Given data Block Start

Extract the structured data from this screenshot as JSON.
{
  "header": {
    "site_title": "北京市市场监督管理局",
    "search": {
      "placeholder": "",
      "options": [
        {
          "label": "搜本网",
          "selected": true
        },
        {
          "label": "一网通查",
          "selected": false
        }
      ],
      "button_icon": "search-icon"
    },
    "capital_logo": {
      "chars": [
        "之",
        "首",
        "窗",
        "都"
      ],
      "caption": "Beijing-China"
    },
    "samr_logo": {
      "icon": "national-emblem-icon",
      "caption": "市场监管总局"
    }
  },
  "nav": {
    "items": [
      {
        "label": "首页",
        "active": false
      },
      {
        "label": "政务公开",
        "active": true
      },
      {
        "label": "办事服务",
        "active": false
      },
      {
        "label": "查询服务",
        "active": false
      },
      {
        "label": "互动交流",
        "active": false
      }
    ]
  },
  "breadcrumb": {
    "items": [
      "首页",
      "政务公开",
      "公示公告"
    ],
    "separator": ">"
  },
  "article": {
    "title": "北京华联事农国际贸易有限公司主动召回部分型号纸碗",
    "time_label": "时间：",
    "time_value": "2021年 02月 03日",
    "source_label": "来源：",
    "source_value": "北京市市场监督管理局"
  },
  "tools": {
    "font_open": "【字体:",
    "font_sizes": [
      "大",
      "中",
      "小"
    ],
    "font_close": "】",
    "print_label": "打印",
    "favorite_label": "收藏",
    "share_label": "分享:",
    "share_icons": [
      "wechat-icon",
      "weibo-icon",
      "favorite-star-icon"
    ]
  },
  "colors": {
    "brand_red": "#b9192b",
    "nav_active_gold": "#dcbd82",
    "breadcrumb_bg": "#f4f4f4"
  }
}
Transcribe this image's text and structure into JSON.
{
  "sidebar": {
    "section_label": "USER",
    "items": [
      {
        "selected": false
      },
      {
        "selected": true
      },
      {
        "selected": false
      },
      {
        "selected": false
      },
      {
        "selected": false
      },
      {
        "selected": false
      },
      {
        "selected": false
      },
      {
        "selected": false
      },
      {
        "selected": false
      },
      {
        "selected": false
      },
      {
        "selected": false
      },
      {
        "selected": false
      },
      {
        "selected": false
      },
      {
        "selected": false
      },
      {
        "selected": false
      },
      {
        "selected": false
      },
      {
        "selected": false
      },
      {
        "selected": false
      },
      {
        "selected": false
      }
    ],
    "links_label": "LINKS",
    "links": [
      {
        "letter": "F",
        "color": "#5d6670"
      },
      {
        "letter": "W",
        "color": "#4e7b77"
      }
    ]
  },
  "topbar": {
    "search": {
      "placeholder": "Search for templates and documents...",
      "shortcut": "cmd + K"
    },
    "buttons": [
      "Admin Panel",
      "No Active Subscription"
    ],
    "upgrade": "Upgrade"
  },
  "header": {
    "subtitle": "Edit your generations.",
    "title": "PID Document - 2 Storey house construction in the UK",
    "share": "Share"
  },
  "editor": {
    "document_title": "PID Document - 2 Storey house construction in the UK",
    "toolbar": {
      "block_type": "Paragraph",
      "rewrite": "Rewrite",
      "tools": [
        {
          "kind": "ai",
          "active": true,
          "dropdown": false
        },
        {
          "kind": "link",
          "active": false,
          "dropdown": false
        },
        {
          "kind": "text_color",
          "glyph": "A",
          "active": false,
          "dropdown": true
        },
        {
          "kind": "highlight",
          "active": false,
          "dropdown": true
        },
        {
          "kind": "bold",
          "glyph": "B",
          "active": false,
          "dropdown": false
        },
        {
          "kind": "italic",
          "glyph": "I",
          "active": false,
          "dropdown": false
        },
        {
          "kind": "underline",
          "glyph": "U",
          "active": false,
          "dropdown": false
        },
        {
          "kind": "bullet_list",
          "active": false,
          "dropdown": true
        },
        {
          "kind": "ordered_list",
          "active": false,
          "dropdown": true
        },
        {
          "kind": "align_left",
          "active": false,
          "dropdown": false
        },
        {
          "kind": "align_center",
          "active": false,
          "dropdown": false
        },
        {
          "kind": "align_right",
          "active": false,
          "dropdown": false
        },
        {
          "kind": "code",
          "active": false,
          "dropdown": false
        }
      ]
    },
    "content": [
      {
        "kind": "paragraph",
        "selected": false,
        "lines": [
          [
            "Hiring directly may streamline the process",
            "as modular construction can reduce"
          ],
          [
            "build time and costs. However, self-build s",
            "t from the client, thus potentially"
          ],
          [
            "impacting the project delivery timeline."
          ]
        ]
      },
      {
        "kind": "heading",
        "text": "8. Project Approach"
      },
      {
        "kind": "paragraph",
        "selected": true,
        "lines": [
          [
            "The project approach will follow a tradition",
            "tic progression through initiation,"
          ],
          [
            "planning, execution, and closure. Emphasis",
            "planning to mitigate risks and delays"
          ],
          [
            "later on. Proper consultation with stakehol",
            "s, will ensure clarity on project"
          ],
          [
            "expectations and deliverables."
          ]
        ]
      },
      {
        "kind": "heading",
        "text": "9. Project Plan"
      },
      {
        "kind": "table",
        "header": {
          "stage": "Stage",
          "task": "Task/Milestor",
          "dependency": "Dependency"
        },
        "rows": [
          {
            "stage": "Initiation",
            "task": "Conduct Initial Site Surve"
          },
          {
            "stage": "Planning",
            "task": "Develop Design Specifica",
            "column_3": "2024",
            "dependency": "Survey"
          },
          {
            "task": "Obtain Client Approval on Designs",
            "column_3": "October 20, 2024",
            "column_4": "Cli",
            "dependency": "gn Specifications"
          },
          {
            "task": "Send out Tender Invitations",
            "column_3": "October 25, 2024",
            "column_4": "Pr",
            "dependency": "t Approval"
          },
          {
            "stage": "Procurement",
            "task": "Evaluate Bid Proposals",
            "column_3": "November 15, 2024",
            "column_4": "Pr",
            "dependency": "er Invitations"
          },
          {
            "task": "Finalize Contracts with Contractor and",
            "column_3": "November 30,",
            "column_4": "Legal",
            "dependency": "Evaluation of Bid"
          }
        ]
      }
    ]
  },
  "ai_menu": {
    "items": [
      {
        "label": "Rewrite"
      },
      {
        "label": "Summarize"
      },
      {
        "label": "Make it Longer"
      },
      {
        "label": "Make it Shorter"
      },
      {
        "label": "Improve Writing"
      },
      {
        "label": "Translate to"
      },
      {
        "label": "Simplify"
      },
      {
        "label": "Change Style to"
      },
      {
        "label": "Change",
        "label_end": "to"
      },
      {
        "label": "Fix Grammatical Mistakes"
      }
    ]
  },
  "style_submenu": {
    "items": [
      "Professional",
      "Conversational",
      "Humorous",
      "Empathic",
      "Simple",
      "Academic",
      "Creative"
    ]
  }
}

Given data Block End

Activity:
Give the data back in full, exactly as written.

Response area:
Extract the structured data from this screenshot as JSON.
{
  "header": {
    "site_title": "北京市市场监督管理局",
    "search": {
      "placeholder": "",
      "options": [
        {
          "label": "搜本网",
          "selected": true
        },
        {
          "label": "一网通查",
          "selected": false
        }
      ],
      "button_icon": "search-icon"
    },
    "capital_logo": {
      "chars": [
        "之",
        "首",
        "窗",
        "都"
      ],
      "caption": "Beijing-China"
    },
    "samr_logo": {
      "icon": "national-emblem-icon",
      "caption": "市场监管总局"
    }
  },
  "nav": {
    "items": [
      {
        "label": "首页",
        "active": false
      },
      {
        "label": "政务公开",
        "active": true
      },
      {
        "label": "办事服务",
        "active": false
      },
      {
        "label": "查询服务",
        "active": false
      },
      {
        "label": "互动交流",
        "active": false
      }
    ]
  },
  "breadcrumb": {
    "items": [
      "首页",
      "政务公开",
      "公示公告"
    ],
    "separator": ">"
  },
  "article": {
    "title": "北京华联事农国际贸易有限公司主动召回部分型号纸碗",
    "time_label": "时间：",
    "time_value": "2021年 02月 03日",
    "source_label": "来源：",
    "source_value": "北京市市场监督管理局"
  },
  "tools": {
    "font_open": "【字体:",
    "font_sizes": [
      "大",
      "中",
      "小"
    ],
    "font_close": "】",
    "print_label": "打印",
    "favorite_label": "收藏",
    "share_label": "分享:",
    "share_icons": [
      "wechat-icon",
      "weibo-icon",
      "favorite-star-icon"
    ]
  },
  "colors": {
    "brand_red": "#b9192b",
    "nav_active_gold": "#dcbd82",
    "breadcrumb_bg": "#f4f4f4"
  }
}
Transcribe this image's text and structure into JSON.
{
  "sidebar": {
    "section_label": "USER",
    "items": [
      {
        "selected": false
      },
      {
        "selected": true
      },
      {
        "selected": false
      },
      {
        "selected": false
      },
      {
        "selected": false
      },
      {
        "selected": false
      },
      {
        "selected": false
      },
      {
        "selected": false
      },
      {
        "selected": false
      },
      {
        "selected": false
      },
      {
        "selected": false
      },
      {
        "selected": false
      },
      {
        "selected": false
      },
      {
        "selected": false
      },
      {
        "selected": false
      },
      {
        "selected": false
      },
      {
        "selected": false
      },
      {
        "selected": false
      },
      {
        "selected": false
      }
    ],
    "links_label": "LINKS",
    "links": [
      {
        "letter": "F",
        "color": "#5d6670"
      },
      {
        "letter": "W",
        "color": "#4e7b77"
      }
    ]
  },
  "topbar": {
    "search": {
      "placeholder": "Search for templates and documents...",
      "shortcut": "cmd + K"
    },
    "buttons": [
      "Admin Panel",
      "No Active Subscription"
    ],
    "upgrade": "Upgrade"
  },
  "header": {
    "subtitle": "Edit your generations.",
    "title": "PID Document - 2 Storey house construction in the UK",
    "share": "Share"
  },
  "editor": {
    "document_title": "PID Document - 2 Storey house construction in the UK",
    "toolbar": {
      "block_type": "Paragraph",
      "rewrite": "Rewrite",
      "tools": [
        {
          "kind": "ai",
          "active": true,
          "dropdown": false
        },
        {
          "kind": "link",
          "active": false,
          "dropdown": false
        },
        {
          "kind": "text_color",
          "glyph": "A",
          "active": false,
          "dropdown": true
        },
        {
          "kind": "highlight",
          "active": false,
          "dropdown": true
        },
        {
          "kind": "bold",
          "glyph": "B",
          "active": false,
          "dropdown": false
        },
        {
          "kind": "italic",
          "glyph": "I",
          "active": false,
          "dropdown": false
        },
        {
          "kind": "underline",
          "glyph": "U",
          "active": false,
          "dropdown": false
        },
        {
          "kind": "bullet_list",
          "active": false,
          "dropdown": true
        },
        {
          "kind": "ordered_list",
          "active": false,
          "dropdown": true
        },
        {
          "kind": "align_left",
          "active": false,
          "dropdown": false
        },
        {
          "kind": "align_center",
          "active": false,
          "dropdown": false
        },
        {
          "kind": "align_right",
          "active": false,
          "dropdown": false
        },
        {
          "kind": "code",
          "active": false,
          "dropdown": false
        }
      ]
    },
    "content": [
      {
        "kind": "paragraph",
        "selected": false,
        "lines": [
          [
            "Hiring directly may streamline the process",
            "as modular construction can reduce"
          ],
          [
            "build time and costs. However, self-build s",
            "t from the client, thus potentially"
          ],
          [
            "impacting the project delivery timeline."
          ]
        ]
      },
      {
        "kind": "heading",
        "text": "8. Project Approach"
      },
      {
        "kind": "paragraph",
        "selected": true,
        "lines": [
          [
            "The project approach will follow a tradition",
            "tic progression through initiation,"
          ],
          [
            "planning, execution, and closure. Emphasis",
            "planning to mitigate risks and delays"
          ],
          [
            "later on. Proper consultation with stakehol",
            "s, will ensure clarity on project"
          ],
          [
            "expectations and deliverables."
          ]
        ]
      },
      {
        "kind": "heading",
        "text": "9. Project Plan"
      },
      {
        "kind": "table",
        "header": {
          "stage": "Stage",
          "task": "Task/Milestor",
          "dependency": "Dependency"
        },
        "rows": [
          {
            "stage": "Initiation",
            "task": "Conduct Initial Site Surve"
          },
          {
            "stage": "Planning",
            "task": "Develop Design Specifica",
            "column_3": "2024",
            "dependency": "Survey"
          },
          {
            "task": "Obtain Client Approval on Designs",
            "column_3": "October 20, 2024",
            "column_4": "Cli",
            "dependency": "gn Specifications"
          },
          {
            "task": "Send out Tender Invitations",
            "column_3": "October 25, 2024",
            "column_4": "Pr",
            "dependency": "t Approval"
          },
          {
            "stage": "Procurement",
            "task": "Evaluate Bid Proposals",
            "column_3": "November 15, 2024",
            "column_4": "Pr",
            "dependency": "er Invitations"
          },
          {
            "task": "Finalize Contracts with Contractor and",
            "column_3": "November 30,",
            "column_4": "Legal",
            "dependency": "Evaluation of Bid"
          }
        ]
      }
    ]
  },
  "ai_menu": {
    "items": [
      {
        "label": "Rewrite"
      },
      {
        "label": "Summarize"
      },
      {
        "label": "Make it Longer"
      },
      {
        "label": "Make it Shorter"
      },
      {
        "label": "Improve Writing"
      },
      {
        "label": "Translate to"
      },
      {
        "label": "Simplify"
      },
      {
        "label": "Change Style to"
      },
      {
        "label": "Change",
        "label_end": "to"
      },
      {
        "label": "Fix Grammatical Mistakes"
      }
    ]
  },
  "style_submenu": {
    "items": [
      "Professional",
      "Conversational",
      "Humorous",
      "Empathic",
      "Simple",
      "Academic",
      "Creative"
    ]
  }
}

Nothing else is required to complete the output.